┌────────

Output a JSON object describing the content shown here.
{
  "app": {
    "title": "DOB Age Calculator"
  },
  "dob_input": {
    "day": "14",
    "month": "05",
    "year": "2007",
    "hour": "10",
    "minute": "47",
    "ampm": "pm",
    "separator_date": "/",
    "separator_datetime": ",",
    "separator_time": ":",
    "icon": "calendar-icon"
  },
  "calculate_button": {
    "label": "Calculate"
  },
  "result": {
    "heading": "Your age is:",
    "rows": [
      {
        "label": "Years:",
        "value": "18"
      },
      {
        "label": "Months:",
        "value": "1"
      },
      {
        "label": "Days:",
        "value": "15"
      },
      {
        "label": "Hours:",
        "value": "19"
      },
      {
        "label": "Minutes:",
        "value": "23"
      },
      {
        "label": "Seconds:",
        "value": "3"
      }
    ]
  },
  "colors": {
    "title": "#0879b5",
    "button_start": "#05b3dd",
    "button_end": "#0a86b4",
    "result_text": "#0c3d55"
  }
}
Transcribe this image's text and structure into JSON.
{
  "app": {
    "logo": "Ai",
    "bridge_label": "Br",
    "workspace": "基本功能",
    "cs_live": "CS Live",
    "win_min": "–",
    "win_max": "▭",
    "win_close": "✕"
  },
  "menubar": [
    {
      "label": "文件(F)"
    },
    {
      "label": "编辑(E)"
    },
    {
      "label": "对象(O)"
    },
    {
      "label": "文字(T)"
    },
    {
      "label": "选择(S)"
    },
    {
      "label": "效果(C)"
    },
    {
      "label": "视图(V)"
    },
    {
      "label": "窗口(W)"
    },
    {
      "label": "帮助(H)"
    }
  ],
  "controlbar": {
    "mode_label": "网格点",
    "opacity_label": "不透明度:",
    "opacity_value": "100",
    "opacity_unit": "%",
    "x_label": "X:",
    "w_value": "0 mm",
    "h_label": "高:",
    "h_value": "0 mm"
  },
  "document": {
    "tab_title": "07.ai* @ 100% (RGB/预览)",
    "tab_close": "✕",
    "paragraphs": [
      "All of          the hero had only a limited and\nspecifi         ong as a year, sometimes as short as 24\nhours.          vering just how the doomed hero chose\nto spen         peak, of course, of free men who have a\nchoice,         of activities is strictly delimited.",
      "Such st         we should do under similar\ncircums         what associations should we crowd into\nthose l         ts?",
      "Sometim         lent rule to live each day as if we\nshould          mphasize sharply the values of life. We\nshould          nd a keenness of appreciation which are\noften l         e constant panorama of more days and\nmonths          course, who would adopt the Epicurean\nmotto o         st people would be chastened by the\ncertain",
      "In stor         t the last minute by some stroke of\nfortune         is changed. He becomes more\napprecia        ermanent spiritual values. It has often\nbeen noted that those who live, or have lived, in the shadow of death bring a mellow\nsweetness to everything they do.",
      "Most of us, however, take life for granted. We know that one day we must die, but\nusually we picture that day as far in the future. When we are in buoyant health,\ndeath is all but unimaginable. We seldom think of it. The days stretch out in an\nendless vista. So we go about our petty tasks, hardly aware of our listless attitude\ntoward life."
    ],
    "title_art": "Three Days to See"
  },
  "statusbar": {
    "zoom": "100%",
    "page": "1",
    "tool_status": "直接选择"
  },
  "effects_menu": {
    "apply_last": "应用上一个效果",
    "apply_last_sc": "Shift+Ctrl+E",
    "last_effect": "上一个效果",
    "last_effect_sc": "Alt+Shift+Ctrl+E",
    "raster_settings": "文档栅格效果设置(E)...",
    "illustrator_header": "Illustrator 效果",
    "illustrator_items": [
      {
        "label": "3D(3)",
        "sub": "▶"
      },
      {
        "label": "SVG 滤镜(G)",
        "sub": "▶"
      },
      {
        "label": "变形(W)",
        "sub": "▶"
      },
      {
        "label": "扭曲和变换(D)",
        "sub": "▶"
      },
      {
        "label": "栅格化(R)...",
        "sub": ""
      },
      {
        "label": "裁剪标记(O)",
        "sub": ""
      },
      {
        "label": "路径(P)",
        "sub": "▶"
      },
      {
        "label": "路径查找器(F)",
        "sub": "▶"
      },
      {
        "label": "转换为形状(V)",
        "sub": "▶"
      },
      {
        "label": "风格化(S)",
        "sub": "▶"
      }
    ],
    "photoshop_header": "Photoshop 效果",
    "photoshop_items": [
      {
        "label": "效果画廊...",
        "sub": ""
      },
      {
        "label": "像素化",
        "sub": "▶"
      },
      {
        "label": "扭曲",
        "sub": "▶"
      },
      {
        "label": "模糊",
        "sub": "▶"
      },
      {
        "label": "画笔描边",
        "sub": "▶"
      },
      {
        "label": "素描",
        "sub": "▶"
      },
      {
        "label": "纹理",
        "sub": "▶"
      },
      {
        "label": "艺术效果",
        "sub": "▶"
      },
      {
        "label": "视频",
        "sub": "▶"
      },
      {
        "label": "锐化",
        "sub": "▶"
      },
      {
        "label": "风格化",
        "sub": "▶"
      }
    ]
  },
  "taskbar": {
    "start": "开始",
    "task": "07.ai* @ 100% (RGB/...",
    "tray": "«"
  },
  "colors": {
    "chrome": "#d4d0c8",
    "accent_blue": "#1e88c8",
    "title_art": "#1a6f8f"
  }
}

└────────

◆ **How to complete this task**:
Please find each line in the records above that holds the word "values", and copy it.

◆ **Result below**:
      "Sometim         lent rule to live each day as if we\nshould          mphasize sharply the values of life. We\nshould          nd a keenness of appreciation which are\noften l         e constant panorama of more days and\nmonths          course, who would adopt the Epicurean\nmotto o         st people would be chastened by the\ncertain",
      "In stor         t the last minute by some stroke of\nfortune         is changed. He becomes more\napprecia        ermanent spiritual values. It has often\nbeen noted that those who live, or have lived, in the shadow of death bring a mellow\nsweetness to everything they do.",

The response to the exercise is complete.